- WORK REQUIRED -
Your answer should be one number: the count of lines in the records that include the word "such".

== RECORD EXTRACTS ==

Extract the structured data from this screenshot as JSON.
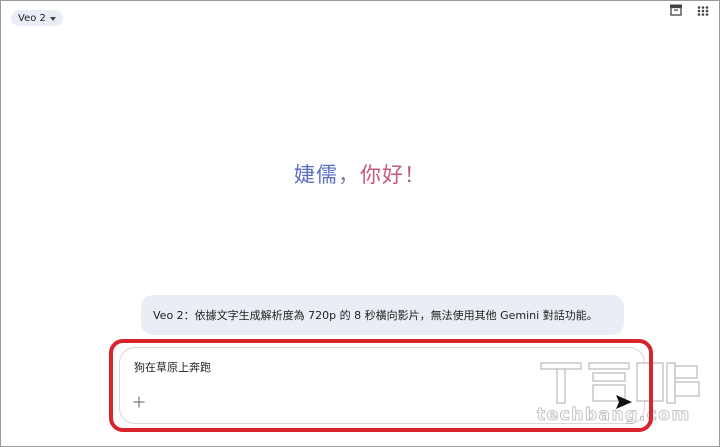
{
  "model_selector": {
    "label": "Veo 2"
  },
  "greeting": {
    "name": "婕儒",
    "separator": "，",
    "hello": "你好！"
  },
  "info_banner": {
    "text": "Veo 2：依據文字生成解析度為 720p 的 8 秒橫向影片，無法使用其他 Gemini 對話功能。"
  },
  "prompt": {
    "value": "狗在草原上奔跑"
  },
  "icons": {
    "archive": "archive-icon",
    "apps": "apps-grid-icon",
    "add": "plus-icon",
    "send": "send-icon"
  },
  "watermark": {
    "text": "techbang.com"
  },
  "colors": {
    "highlight": "#d9232d",
    "chip_bg": "#e9eef6",
    "greeting_name": "#5b6fc4",
    "greeting_hello": "#c65a7a"
  }
}
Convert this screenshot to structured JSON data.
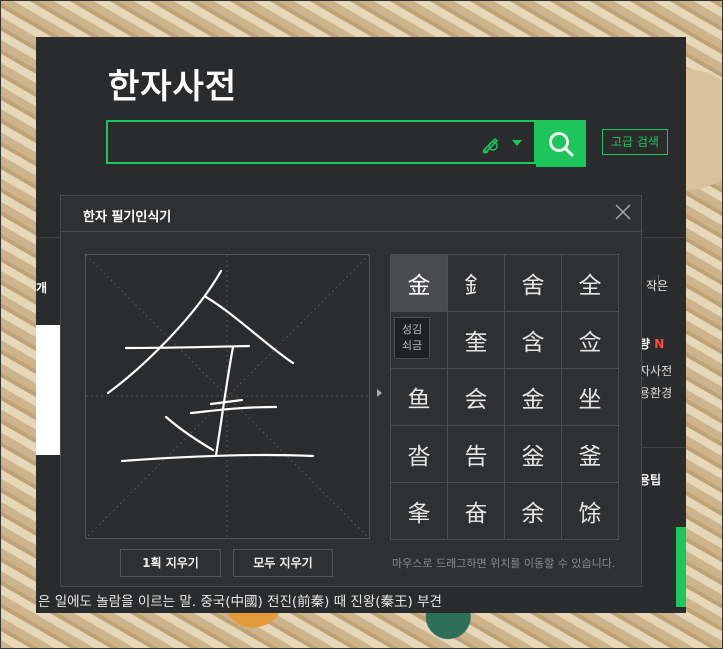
{
  "page_title": "한자사전",
  "search": {
    "placeholder": "",
    "value": "",
    "advanced_label": "고급 검색"
  },
  "background_page": {
    "left_tab_fragment": "개",
    "right_tab_fragment": "작은",
    "right_items": [
      "량 N",
      "자사전",
      "용환경"
    ],
    "right_tip": "용팁",
    "bottom_sentence": "은 일에도 놀람을 이르는 말. 중국(中國) 전진(前秦) 때 진왕(秦王) 부견"
  },
  "handwriting": {
    "title": "한자 필기인식기",
    "candidates": [
      "金",
      "釒",
      "舍",
      "全",
      "奎",
      "含",
      "佥",
      "鱼",
      "会",
      "金",
      "坐",
      "沓",
      "告",
      "釡",
      "釜",
      "夆",
      "奋",
      "余",
      "馀"
    ],
    "candidates_display": [
      "金",
      "釒",
      "舍",
      "全",
      "",
      "奎",
      "含",
      "佥",
      "鱼",
      "会",
      "金",
      "坐",
      "沓",
      "告",
      "釡",
      "釜",
      "夆",
      "奋",
      "余",
      "馀"
    ],
    "tooltip": {
      "line1": "성김",
      "line2": "쇠금"
    },
    "clear_stroke_label": "1획 지우기",
    "clear_all_label": "모두 지우기",
    "hint": "마우스로 드래그하면 위치를 이동할 수 있습니다."
  },
  "colors": {
    "accent": "#1ec55a",
    "panel": "#2a2b2d",
    "popup": "#2f3032",
    "red_badge": "#ff4a3d"
  }
}
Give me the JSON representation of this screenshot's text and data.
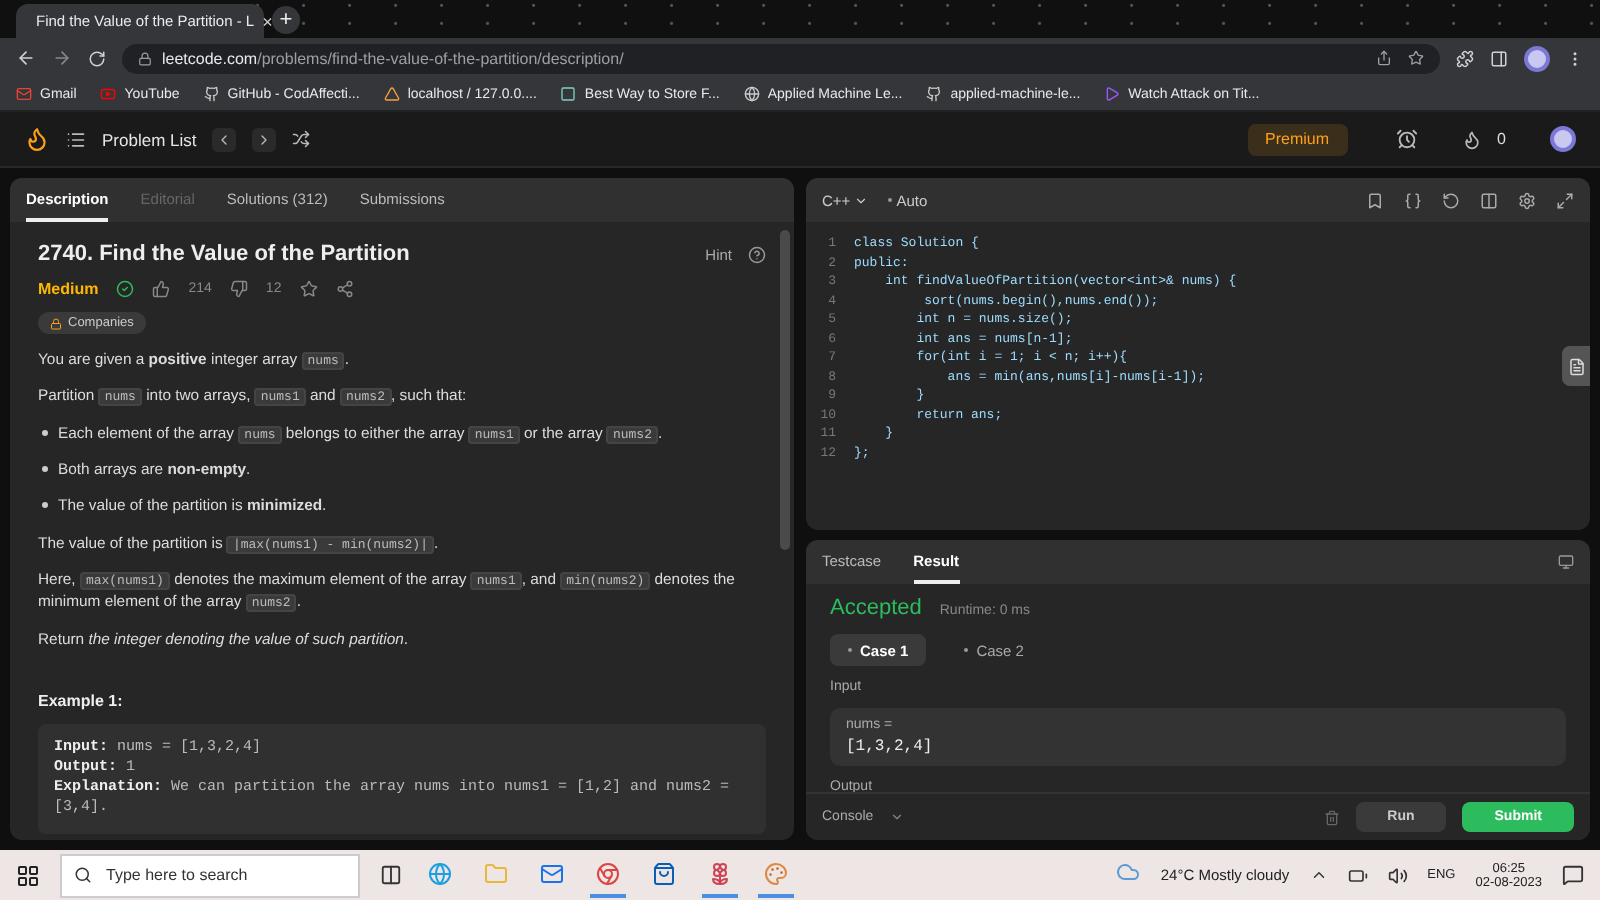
{
  "browser": {
    "tab": {
      "title": "Find the Value of the Partition - L",
      "close": "×"
    },
    "new_tab": "+",
    "url": {
      "domain": "leetcode.com",
      "path": "/problems/find-the-value-of-the-partition/description/"
    },
    "bookmarks": [
      "Gmail",
      "YouTube",
      "GitHub - CodAffecti...",
      "localhost / 127.0.0....",
      "Best Way to Store F...",
      "Applied Machine Le...",
      "applied-machine-le...",
      "Watch Attack on Tit..."
    ]
  },
  "nav": {
    "problem_list": "Problem List",
    "premium": "Premium",
    "streak": "0"
  },
  "description": {
    "tabs": [
      {
        "label": "Description",
        "selected": true,
        "disabled": false
      },
      {
        "label": "Editorial",
        "selected": false,
        "disabled": true
      },
      {
        "label": "Solutions (312)",
        "selected": false,
        "disabled": false
      },
      {
        "label": "Submissions",
        "selected": false,
        "disabled": false
      }
    ],
    "title": "2740. Find the Value of the Partition",
    "hint": "Hint",
    "difficulty": "Medium",
    "solved": true,
    "likes": "214",
    "dislikes": "12",
    "companies": "Companies",
    "paragraphs": [
      {
        "kind": "para",
        "parts": [
          {
            "kind": "text",
            "text": "You are given a "
          },
          {
            "kind": "bold",
            "text": "positive"
          },
          {
            "kind": "text",
            "text": " integer array "
          },
          {
            "kind": "code",
            "text": "nums"
          },
          {
            "kind": "text",
            "text": "."
          }
        ]
      },
      {
        "kind": "para",
        "parts": [
          {
            "kind": "text",
            "text": "Partition "
          },
          {
            "kind": "code",
            "text": "nums"
          },
          {
            "kind": "text",
            "text": " into two arrays, "
          },
          {
            "kind": "code",
            "text": "nums1"
          },
          {
            "kind": "text",
            "text": " and "
          },
          {
            "kind": "code",
            "text": "nums2"
          },
          {
            "kind": "text",
            "text": ", such that:"
          }
        ]
      },
      {
        "kind": "bullet",
        "parts": [
          {
            "kind": "text",
            "text": "Each element of the array "
          },
          {
            "kind": "code",
            "text": "nums"
          },
          {
            "kind": "text",
            "text": " belongs to either the array "
          },
          {
            "kind": "code",
            "text": "nums1"
          },
          {
            "kind": "text",
            "text": " or the array "
          },
          {
            "kind": "code",
            "text": "nums2"
          },
          {
            "kind": "text",
            "text": "."
          }
        ]
      },
      {
        "kind": "bullet",
        "parts": [
          {
            "kind": "text",
            "text": "Both arrays are "
          },
          {
            "kind": "bold",
            "text": "non-empty"
          },
          {
            "kind": "text",
            "text": "."
          }
        ]
      },
      {
        "kind": "bullet",
        "parts": [
          {
            "kind": "text",
            "text": "The value of the partition is "
          },
          {
            "kind": "bold",
            "text": "minimized"
          },
          {
            "kind": "text",
            "text": "."
          }
        ]
      },
      {
        "kind": "para",
        "parts": [
          {
            "kind": "text",
            "text": "The value of the partition is "
          },
          {
            "kind": "code",
            "text": "|max(nums1) - min(nums2)|"
          },
          {
            "kind": "text",
            "text": "."
          }
        ]
      },
      {
        "kind": "para",
        "parts": [
          {
            "kind": "text",
            "text": "Here, "
          },
          {
            "kind": "code",
            "text": "max(nums1)"
          },
          {
            "kind": "text",
            "text": " denotes the maximum element of the array "
          },
          {
            "kind": "code",
            "text": "nums1"
          },
          {
            "kind": "text",
            "text": ", and "
          },
          {
            "kind": "code",
            "text": "min(nums2)"
          },
          {
            "kind": "text",
            "text": " denotes the minimum element of the array "
          },
          {
            "kind": "code",
            "text": "nums2"
          },
          {
            "kind": "text",
            "text": "."
          }
        ]
      },
      {
        "kind": "para",
        "parts": [
          {
            "kind": "text",
            "text": "Return "
          },
          {
            "kind": "italic",
            "text": "the integer denoting the value of such partition"
          },
          {
            "kind": "text",
            "text": "."
          }
        ]
      }
    ],
    "example": {
      "heading": "Example 1:",
      "lines": [
        {
          "label": "Input:",
          "value": " nums = [1,3,2,4]"
        },
        {
          "label": "Output:",
          "value": " 1"
        },
        {
          "label": "Explanation:",
          "value": " We can partition the array nums into nums1 = [1,2] and nums2 = [3,4]."
        }
      ]
    }
  },
  "editor": {
    "language": "C++",
    "mode": "Auto",
    "lines": [
      {
        "n": "1",
        "code": "class Solution {"
      },
      {
        "n": "2",
        "code": "public:"
      },
      {
        "n": "3",
        "code": "    int findValueOfPartition(vector<int>& nums) {"
      },
      {
        "n": "4",
        "code": "         sort(nums.begin(),nums.end());"
      },
      {
        "n": "5",
        "code": "        int n = nums.size();"
      },
      {
        "n": "6",
        "code": "        int ans = nums[n-1];"
      },
      {
        "n": "7",
        "code": "        for(int i = 1; i < n; i++){"
      },
      {
        "n": "8",
        "code": "            ans = min(ans,nums[i]-nums[i-1]);"
      },
      {
        "n": "9",
        "code": "        }"
      },
      {
        "n": "10",
        "code": "        return ans;"
      },
      {
        "n": "11",
        "code": "    }"
      },
      {
        "n": "12",
        "code": "};"
      }
    ]
  },
  "result": {
    "tabs": [
      {
        "label": "Testcase",
        "selected": false
      },
      {
        "label": "Result",
        "selected": true
      }
    ],
    "status": "Accepted",
    "runtime": "Runtime: 0 ms",
    "cases": [
      {
        "label": "Case 1",
        "selected": true
      },
      {
        "label": "Case 2",
        "selected": false
      }
    ],
    "input_label": "Input",
    "variable": "nums =",
    "value": "[1,3,2,4]",
    "output_label": "Output",
    "console": "Console",
    "run": "Run",
    "submit": "Submit"
  },
  "taskbar": {
    "search_placeholder": "Type here to search",
    "apps": [
      {
        "running": false
      },
      {
        "running": false
      },
      {
        "running": false
      },
      {
        "running": true
      },
      {
        "running": false
      },
      {
        "running": true
      },
      {
        "running": true
      }
    ],
    "weather": "24°C  Mostly cloudy",
    "language": "ENG",
    "time": "06:25",
    "date": "02-08-2023"
  }
}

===

- SOLVED PROBLEM -
2